Book Image

Template Metaprogramming with C++

By : Marius Bancila
Book Image

Template Metaprogramming with C++

By: Marius Bancila

Overview of this book

Learn how the metaprogramming technique enables you to create data structures and functions that allow computation to happen at compile time. With this book, you'll realize how templates help you avoid writing duplicate code and are key to creating generic libraries, such as the standard library or Boost, that can be used in a multitude of programs. The introductory chapters of this book will give you insights into the fundamentals of templates and metaprogramming.
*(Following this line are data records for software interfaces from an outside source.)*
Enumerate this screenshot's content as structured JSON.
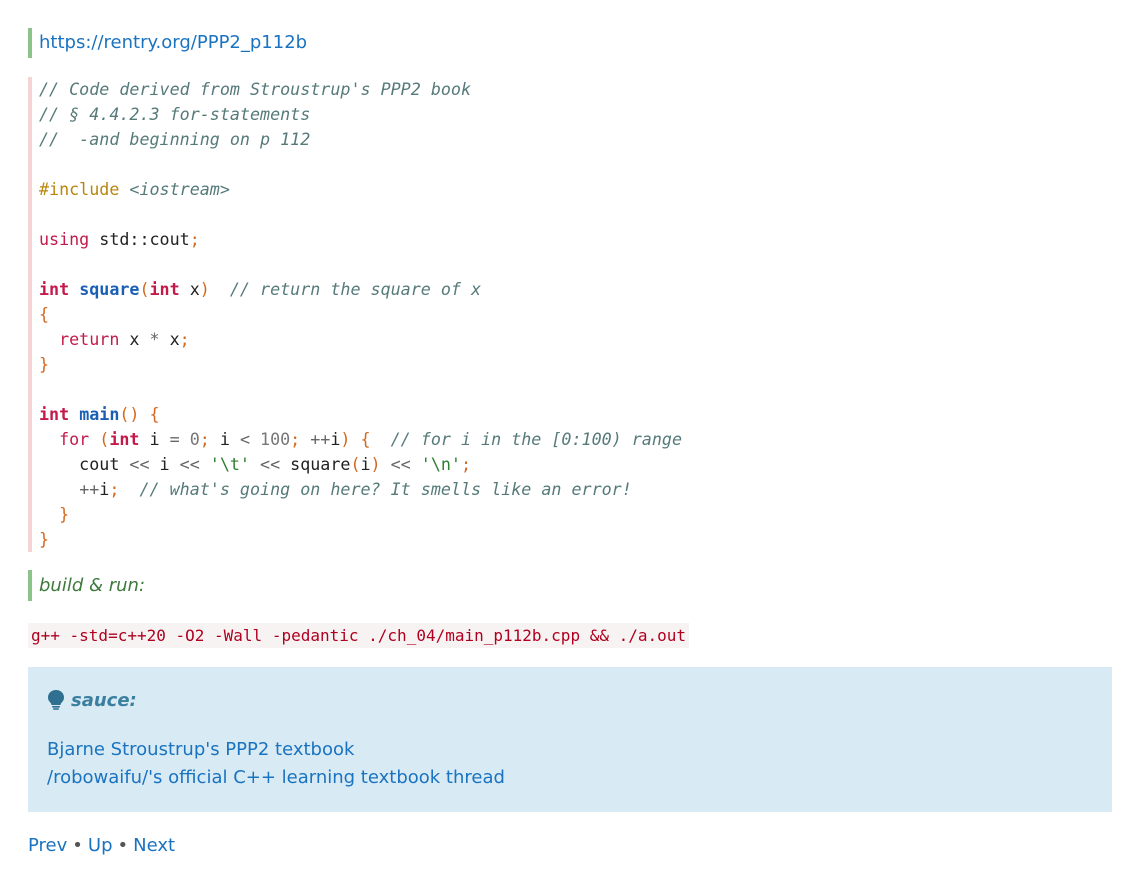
{
  "url_link": "https://rentry.org/PPP2_p112b",
  "code": {
    "line1": "// Code derived from Stroustrup's PPP2 book",
    "line2": "// § 4.4.2.3 for-statements",
    "line3": "//  -and beginning on p 112",
    "include_directive": "#include",
    "include_header": "<iostream>",
    "using_kw": "using",
    "using_target": "std::cout",
    "square_comment": "// return the square of x",
    "for_comment": "// for i in the [0:100) range",
    "loop_comment": "// what's going on here? It smells like an error!"
  },
  "build_label": "build & run:",
  "build_command": "g++ -std=c++20 -O2 -Wall -pedantic ./ch_04/main_p112b.cpp && ./a.out",
  "sauce": {
    "title": "sauce:",
    "links": [
      "Bjarne Stroustrup's PPP2 textbook",
      "/robowaifu/'s official C++ learning textbook thread"
    ]
  },
  "nav": {
    "prev": "Prev",
    "up": "Up",
    "next": "Next",
    "separator": "•"
  },
  "colors": {
    "link": "#1a73c0",
    "quote_border": "#8bc38b",
    "code_border": "#f6d4d4",
    "admonition_bg": "#d8eaf3",
    "keyword": "#c41a4a",
    "comment": "#567a7a"
  }
}
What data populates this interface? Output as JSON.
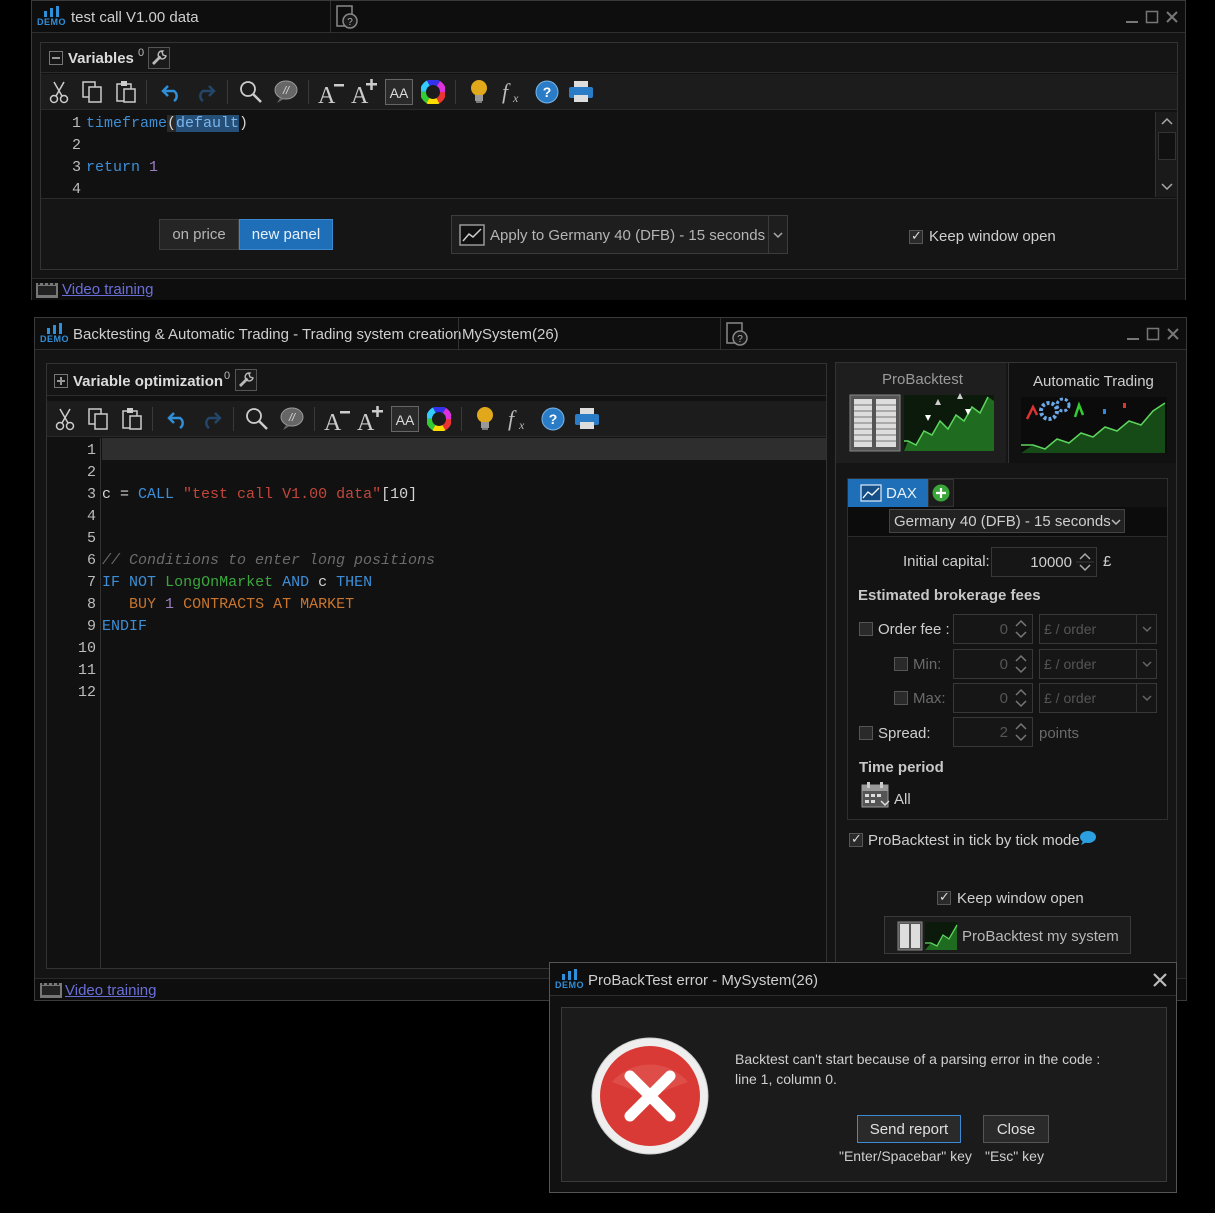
{
  "colors": {
    "accent": "#1f6fb8",
    "background": "#000000",
    "panel": "#141414",
    "error_red": "#d93a35"
  },
  "window1": {
    "title": "test call V1.00 data",
    "demo_label": "DEMO",
    "panel_title": "Variables",
    "panel_count": "0",
    "code": {
      "line_numbers": [
        "1",
        "2",
        "3",
        "4"
      ],
      "line1": {
        "fn": "timeframe",
        "open": "(",
        "arg": "default",
        "close": ")"
      },
      "line3": {
        "kw": "return",
        "num": "1"
      }
    },
    "btn_on_price": "on price",
    "btn_new_panel": "new panel",
    "apply_label": "Apply to Germany 40 (DFB) - 15 seconds",
    "keep_open": "Keep window open",
    "video_training": "Video training"
  },
  "window2": {
    "title": "Backtesting & Automatic Trading - Trading system creation",
    "tab_name": "MySystem(26)",
    "demo_label": "DEMO",
    "panel_title": "Variable optimization",
    "panel_count": "0",
    "line_numbers": [
      "1",
      "2",
      "3",
      "4",
      "5",
      "6",
      "7",
      "8",
      "9",
      "10",
      "11",
      "12"
    ],
    "code": {
      "l3": {
        "var": "c",
        "eq": " = ",
        "kw": "CALL",
        "str": " \"test call V1.00 data\"",
        "idx": "[10]"
      },
      "l6": "// Conditions to enter long positions",
      "l7": {
        "if": "IF",
        "not": "NOT",
        "fn": "LongOnMarket",
        "and": "AND",
        "c": "c",
        "then": "THEN"
      },
      "l8": {
        "buy": "BUY",
        "num": "1",
        "contracts": "CONTRACTS",
        "at": "AT",
        "market": "MARKET"
      },
      "l9": "ENDIF"
    },
    "video_training": "Video training",
    "right": {
      "tab_probacktest": "ProBacktest",
      "tab_auto": "Automatic Trading",
      "instrument_tab": "DAX",
      "instrument_select": "Germany 40 (DFB) - 15 seconds",
      "initial_capital_label": "Initial capital:",
      "initial_capital_value": "10000",
      "currency": "£",
      "fees_title": "Estimated brokerage fees",
      "order_fee_label": "Order fee :",
      "min_label": "Min:",
      "max_label": "Max:",
      "spread_label": "Spread:",
      "order_fee_value": "0",
      "min_value": "0",
      "max_value": "0",
      "spread_value": "2",
      "unit_order": "£ / order",
      "unit_points": "points",
      "time_period_title": "Time period",
      "time_period_value": "All",
      "tick_mode": "ProBacktest in tick by tick mode",
      "keep_open": "Keep window open",
      "run_button": "ProBacktest my system"
    }
  },
  "dialog": {
    "title": "ProBackTest error - MySystem(26)",
    "demo_label": "DEMO",
    "message_line1": "Backtest can't start because of a parsing error in the code :",
    "message_line2": "line 1, column 0.",
    "send_report": "Send report",
    "close": "Close",
    "hint_send": "\"Enter/Spacebar\" key",
    "hint_close": "\"Esc\" key"
  }
}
You'll then move on to practice writing complex templates and exploring advanced concepts such as template recursion, template argument deduction, forwarding references, type traits, and conditional compilation. Along the way, you'll learn how to write variadic templates and how to provide requirements to the template arguments with C++20 constraints and concepts. Finally, you'll apply your knowledge of C++ metaprogramming templates to implement various metaprogramming patterns and techniques. By the end of this book, you'll have learned how to write effective templates and implement metaprogramming in your everyday programming journey.
Table of Contents (16 chapters)
Part 1: Core Template Concepts
Part 2: Advanced Template Features
Part 3: Applied Templates
Appendix: Closing Notes

Exploring the standard concepts library
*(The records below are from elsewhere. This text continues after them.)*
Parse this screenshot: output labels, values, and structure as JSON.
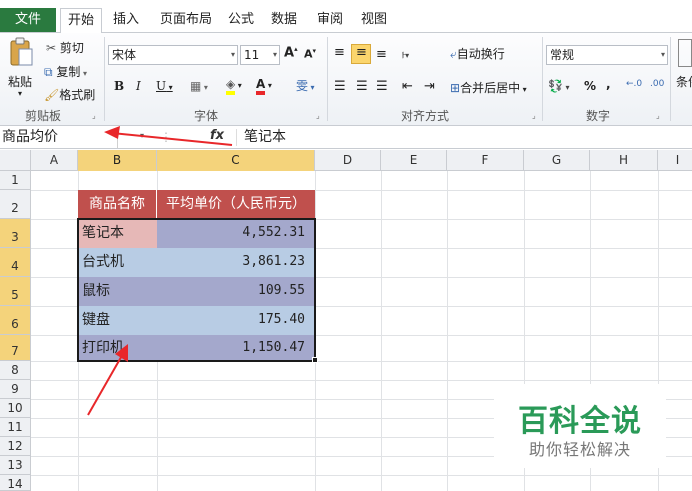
{
  "tabs": {
    "file": "文件",
    "home": "开始",
    "insert": "插入",
    "page_layout": "页面布局",
    "formulas": "公式",
    "data": "数据",
    "review": "审阅",
    "view": "视图"
  },
  "ribbon": {
    "clipboard": {
      "paste": "粘贴",
      "cut": "剪切",
      "copy": "复制",
      "format_painter": "格式刷",
      "label": "剪贴板"
    },
    "font": {
      "font_name": "宋体",
      "font_size": "11",
      "label": "字体"
    },
    "alignment": {
      "wrap_text": "自动换行",
      "merge_center": "合并后居中",
      "label": "对齐方式"
    },
    "number": {
      "format": "常规",
      "label": "数字",
      "percent": "%",
      "comma": ","
    },
    "conditional": "条件"
  },
  "formula_bar": {
    "name_box": "商品均价",
    "fx": "fx",
    "content": "笔记本"
  },
  "columns": [
    "A",
    "B",
    "C",
    "D",
    "E",
    "F",
    "G",
    "H",
    "I"
  ],
  "rows": [
    "1",
    "2",
    "3",
    "4",
    "5",
    "6",
    "7",
    "8",
    "9",
    "10",
    "11",
    "12",
    "13",
    "14"
  ],
  "table": {
    "headers": [
      "商品名称",
      "平均单价（人民币元）"
    ],
    "rows": [
      {
        "name": "笔记本",
        "price": "4,552.31"
      },
      {
        "name": "台式机",
        "price": "3,861.23"
      },
      {
        "name": "鼠标",
        "price": "109.55"
      },
      {
        "name": "键盘",
        "price": "175.40"
      },
      {
        "name": "打印机",
        "price": "1,150.47"
      }
    ]
  },
  "colors": {
    "header_fill": "#c0504d",
    "first_cell_fill": "#e6b8b7",
    "row_light": "#b8cce4",
    "row_dark": "#a4a8cc",
    "selected_header": "#f4d37b",
    "file_tab": "#2a7a3f",
    "arrow": "#e8272a",
    "watermark": "#2a9a58"
  },
  "watermark": {
    "title": "百科全说",
    "subtitle": "助你轻松解决"
  }
}
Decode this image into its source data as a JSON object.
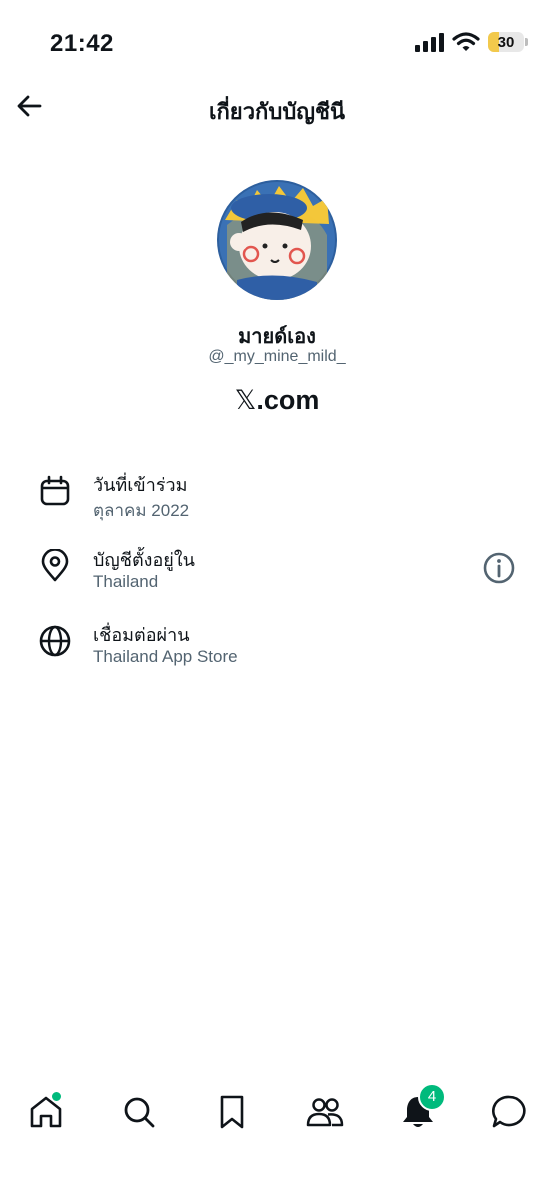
{
  "status_bar": {
    "time": "21:42",
    "battery": "30"
  },
  "header": {
    "title": "เกี่ยวกับบัญชีนี"
  },
  "profile": {
    "display_name": "มายด์เอง",
    "handle": "@_my_mine_mild_",
    "x_logo": "𝕏",
    "site": ".com"
  },
  "details": [
    {
      "label": "วันที่เข้าร่วม",
      "value": "ตุลาคม 2022",
      "icon": "calendar-icon"
    },
    {
      "label": "บัญชีตั้งอยู่ใน",
      "value": "Thailand",
      "icon": "location-pin-icon"
    },
    {
      "label": "เชื่อมต่อผ่าน",
      "value": "Thailand App Store",
      "icon": "globe-icon"
    }
  ],
  "tabbar": {
    "items": [
      "home-icon",
      "search-icon",
      "bookmark-icon",
      "communities-icon",
      "notifications-icon",
      "messages-icon"
    ],
    "notification_count": "4"
  },
  "colors": {
    "accent_green": "#00ba7c",
    "secondary_text": "#536471",
    "battery_fill": "#f2c94c"
  }
}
The standard library provides a set of fundamental concepts that can be used to define requirements on the template arguments of function templates, class templates, variable templates, and alias templates, as we have seen throughout this chapter. The standard concepts in C++20 are spread across several headers and namespaces. We will present some of them in this section although not all of them. You can find all of them online at

The main set of concepts is available in the <concepts> header and the std namespace. Most of these concepts are equivalent to one or more existing type traits. For some of them, their implementation is well-defined; for some, it is unspecified. They are grouped into four categories: core language concepts, comparison concepts, object concepts, and callable concepts. This set of concepts contains the following (but not only):

Table 6.1

Some of...